Her father has her just where he wants her. He almost makes the abuse of his own daughter reasonable, often citing 'You want your mother to be well, don't you? So you'll have to be a good girl.'
Yes. As children we are told to be good. But when abuse is the centre of your young life, and your feelings tell you that this is wrong on every level, what does good mean anymore?
This is a story that literally drags you through the pages. You feel Tracy's pain, confusion, resentment, and yet I began to cheer when I could see the start of her rebellion. A rebellion she should have never had to start.
Her father doesn't stop there. He uses the mother's 'condition' as a reason to punish Tracy. I found myself getting increasingly annoyed with the mother, who seemed oblivious to the abuse her own daughter was suffering.
At the same time, Tracy's brother seems virtually impervious to blame. Both parents - especially the mother, lavish him with praise, whilst Tracy is treated no better than something you'd put in the bin.
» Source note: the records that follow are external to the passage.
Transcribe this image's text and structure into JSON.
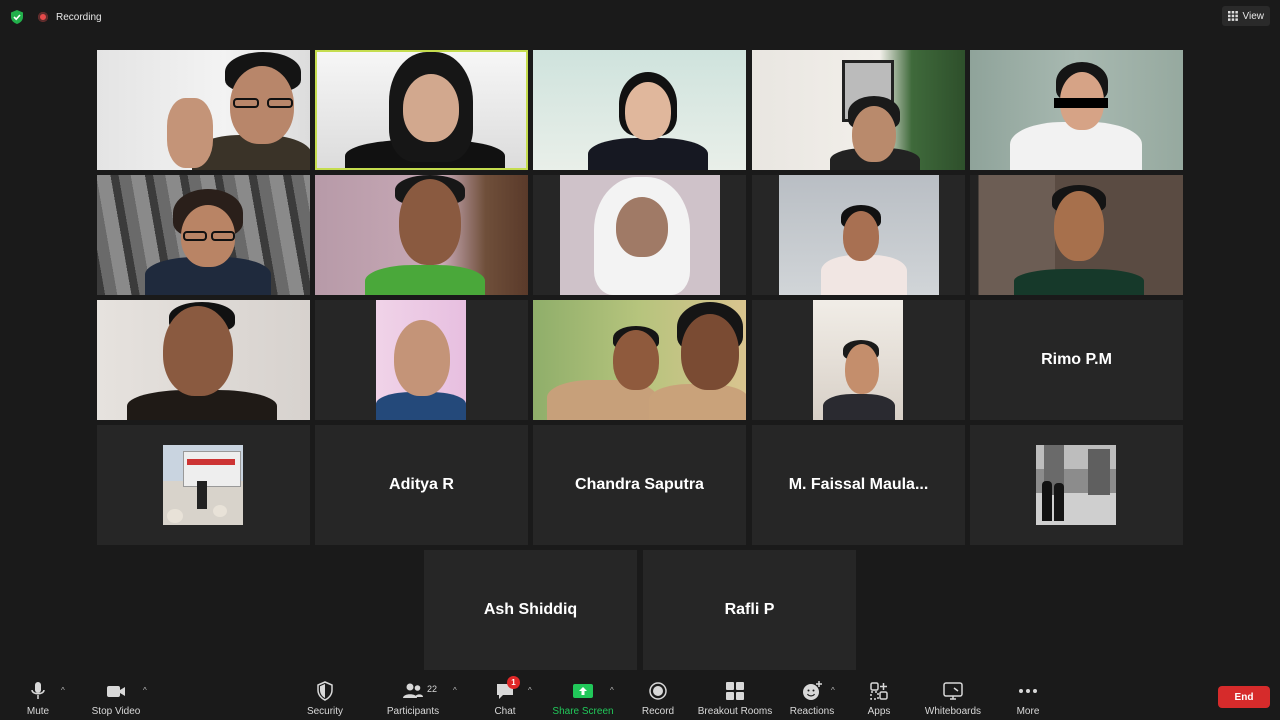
{
  "topbar": {
    "recording_label": "Recording",
    "view_label": "View"
  },
  "participants_named": {
    "rimo": "Rimo P.M",
    "aditya": "Aditya R",
    "chandra": "Chandra Saputra",
    "faissal": "M. Faissal Maula...",
    "ash": "Ash Shiddiq",
    "rafli": "Rafli P"
  },
  "toolbar": {
    "mute": "Mute",
    "stop_video": "Stop Video",
    "security": "Security",
    "participants": "Participants",
    "participants_count": "22",
    "chat": "Chat",
    "chat_badge": "1",
    "share_screen": "Share Screen",
    "record": "Record",
    "breakout_rooms": "Breakout Rooms",
    "reactions": "Reactions",
    "apps": "Apps",
    "whiteboards": "Whiteboards",
    "more": "More",
    "end": "End"
  },
  "colors": {
    "background": "#1a1a1a",
    "tile": "#262626",
    "speaker_border": "#c5dd4f",
    "share_green": "#21c85a",
    "end_red": "#d62b2b"
  }
}
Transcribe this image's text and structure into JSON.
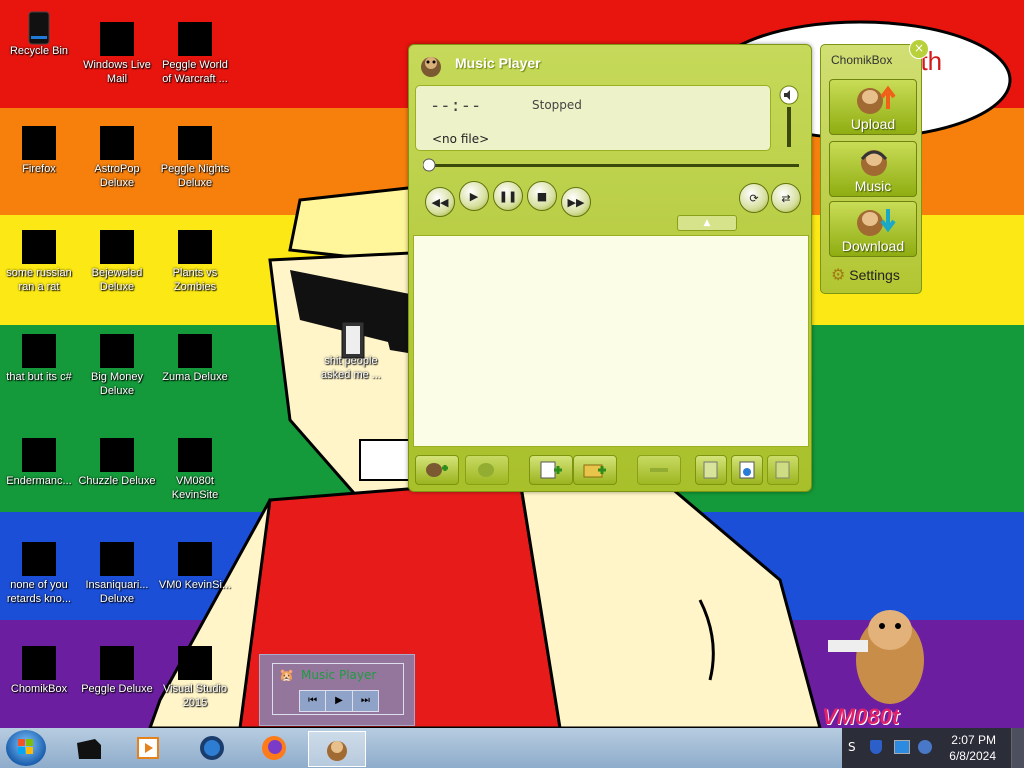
{
  "desktop": {
    "icons": [
      {
        "label": "Recycle Bin"
      },
      {
        "label": "Windows Live Mail"
      },
      {
        "label": "Peggle World of Warcraft ..."
      },
      {
        "label": "Firefox"
      },
      {
        "label": "AstroPop Deluxe"
      },
      {
        "label": "Peggle Nights Deluxe"
      },
      {
        "label": "some russian ran a rat"
      },
      {
        "label": "Bejeweled Deluxe"
      },
      {
        "label": "Plants vs Zombies"
      },
      {
        "label": "that but its c#"
      },
      {
        "label": "Big Money Deluxe"
      },
      {
        "label": "Zuma Deluxe"
      },
      {
        "label": "Endermanc..."
      },
      {
        "label": "Chuzzle Deluxe"
      },
      {
        "label": "VM080t KevinSite"
      },
      {
        "label": "none of you retards kno..."
      },
      {
        "label": "Insaniquari... Deluxe"
      },
      {
        "label": "VM0 KevinSi..."
      },
      {
        "label": "ChomikBox"
      },
      {
        "label": "Peggle Deluxe"
      },
      {
        "label": "Visual Studio 2015"
      },
      {
        "label": "shit people asked me ..."
      }
    ],
    "wallpaper_text": "VM080t",
    "speech_text": "nth"
  },
  "music_player": {
    "title": "Music Player",
    "time": "--:--",
    "status": "Stopped",
    "file": "<no file>",
    "seek_progress": 0
  },
  "chomikbox": {
    "title": "ChomikBox",
    "close": "×",
    "upload": "Upload",
    "music": "Music",
    "download": "Download",
    "settings": "Settings"
  },
  "mini_player": {
    "title": "Music Player",
    "prev": "⏮",
    "play": "▶",
    "next": "⏭"
  },
  "taskbar": {
    "time": "2:07 PM",
    "date": "6/8/2024",
    "tray_text": "S"
  },
  "colors": {
    "player_green": "#a8c02a",
    "taskbar": "#8eaccb"
  }
}
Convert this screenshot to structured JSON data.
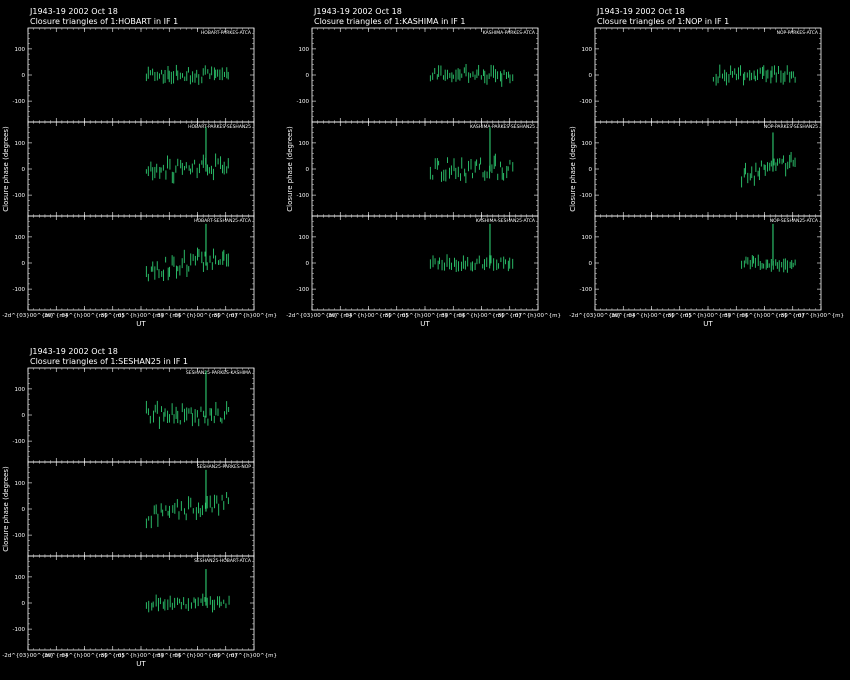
{
  "colors": {
    "background": "#000000",
    "axes": "#ffffff",
    "data": "#2ecc71"
  },
  "y_tick_labels": [
    "100",
    "0",
    "-100"
  ],
  "x_tick_labels": [
    "-2d^{03}00^{m}",
    "30^{m}",
    "04^{h}00^{m}",
    "30^{m}",
    "05^{h}00^{m}",
    "30^{m}",
    "06^{h}00^{m}",
    "30^{m}",
    "07^{h}00^{m}"
  ],
  "xlabel": "UT",
  "ylabel": "Closure phase (degrees)",
  "chart_data": [
    {
      "type": "scatter",
      "title": "J1943-19  2002 Oct 18",
      "subtitle": "Closure triangles of 1:HOBART in IF 1",
      "xlabel": "UT",
      "ylabel": "Closure phase (degrees)",
      "xlim": [
        3.0,
        7.0
      ],
      "ylim": [
        -180,
        180
      ],
      "grid": false,
      "panels": [
        {
          "label": "HOBART-PARKES-ATCA",
          "x_start": 5.1,
          "x_end": 6.55,
          "n": 40,
          "amp": 20,
          "seed": 11
        },
        {
          "label": "HOBART-PARKES-SESHAN25",
          "x_start": 5.1,
          "x_end": 6.55,
          "n": 40,
          "amp": 35,
          "seed": 12,
          "spike": {
            "x": 6.15,
            "y": 160
          }
        },
        {
          "label": "HOBART-SESHAN25-ATCA",
          "x_start": 5.1,
          "x_end": 6.55,
          "n": 40,
          "amp": 30,
          "seed": 13,
          "trend": true,
          "spike": {
            "x": 6.15,
            "y": 150
          }
        }
      ]
    },
    {
      "type": "scatter",
      "title": "J1943-19  2002 Oct 18",
      "subtitle": "Closure triangles of 1:KASHIMA in IF 1",
      "xlabel": "UT",
      "ylabel": "Closure phase (degrees)",
      "xlim": [
        3.0,
        7.0
      ],
      "ylim": [
        -180,
        180
      ],
      "grid": false,
      "panels": [
        {
          "label": "KASHIMA-PARKES-ATCA",
          "x_start": 5.1,
          "x_end": 6.55,
          "n": 40,
          "amp": 20,
          "seed": 21
        },
        {
          "label": "KASHIMA-PARKES-SESHAN25",
          "x_start": 5.1,
          "x_end": 6.55,
          "n": 40,
          "amp": 35,
          "seed": 22,
          "spike": {
            "x": 6.15,
            "y": 160
          }
        },
        {
          "label": "KASHIMA-SESHAN25-ATCA",
          "x_start": 5.1,
          "x_end": 6.55,
          "n": 36,
          "amp": 15,
          "seed": 23,
          "spike": {
            "x": 6.15,
            "y": 150
          }
        }
      ]
    },
    {
      "type": "scatter",
      "title": "J1943-19  2002 Oct 18",
      "subtitle": "Closure triangles of 1:NOP in IF 1",
      "xlabel": "UT",
      "ylabel": "Closure phase (degrees)",
      "xlim": [
        3.0,
        7.0
      ],
      "ylim": [
        -180,
        180
      ],
      "grid": false,
      "panels": [
        {
          "label": "NOP-PARKES-ATCA",
          "x_start": 5.1,
          "x_end": 6.55,
          "n": 40,
          "amp": 20,
          "seed": 31
        },
        {
          "label": "NOP-PARKES-SESHAN25",
          "x_start": 5.6,
          "x_end": 6.55,
          "n": 28,
          "amp": 30,
          "seed": 32,
          "trend": true,
          "spike": {
            "x": 6.15,
            "y": 140
          }
        },
        {
          "label": "NOP-SESHAN25-ATCA",
          "x_start": 5.6,
          "x_end": 6.55,
          "n": 28,
          "amp": 15,
          "seed": 33,
          "spike": {
            "x": 6.15,
            "y": 150
          }
        }
      ]
    },
    {
      "type": "scatter",
      "title": "J1943-19  2002 Oct 18",
      "subtitle": "Closure triangles of 1:SESHAN25 in IF 1",
      "xlabel": "UT",
      "ylabel": "Closure phase (degrees)",
      "xlim": [
        3.0,
        7.0
      ],
      "ylim": [
        -180,
        180
      ],
      "grid": false,
      "panels": [
        {
          "label": "SESHAN25-PARKES-KASHIMA",
          "x_start": 5.1,
          "x_end": 6.55,
          "n": 40,
          "amp": 30,
          "seed": 41,
          "spike": {
            "x": 6.15,
            "y": 170
          }
        },
        {
          "label": "SESHAN25-PARKES-NOP",
          "x_start": 5.1,
          "x_end": 6.55,
          "n": 36,
          "amp": 30,
          "seed": 42,
          "trend": true,
          "spike": {
            "x": 6.15,
            "y": 150
          }
        },
        {
          "label": "SESHAN25-HOBART-ATCA",
          "x_start": 5.1,
          "x_end": 6.55,
          "n": 36,
          "amp": 15,
          "seed": 43,
          "spike": {
            "x": 6.15,
            "y": 130
          }
        }
      ]
    }
  ]
}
Not only are we taken through Tracy's life, we are taken through several countries. When in Germany, things start to turn for the better, and there are signs Tracy may finally be able to defeat her tormentor. She just needed somebody to listen.
The cover is very striking. An innocent, beautiful looking child, but there is so much emotion and angst in that face, if one looks closely. So my congratulations to the team behind the book cover.
As ever, a book stands or falls on its content. Tracy Black has delivered a hard hitting tome which in its 300 pages deliver more than many longer books.
Uncompromisingly graphic, it may upset some, but the world isn't always butterflies and bunny rabbits.
I can't remember a book exhausting me as much as this one. It will leave you absolutely floored, and I have to say, the last two chapters are the real treasure of Never a Hero to Me.
We often see those lists - 1000 books to read before you die, and so on. This book needs to be on that list, and yours. Do not miss it.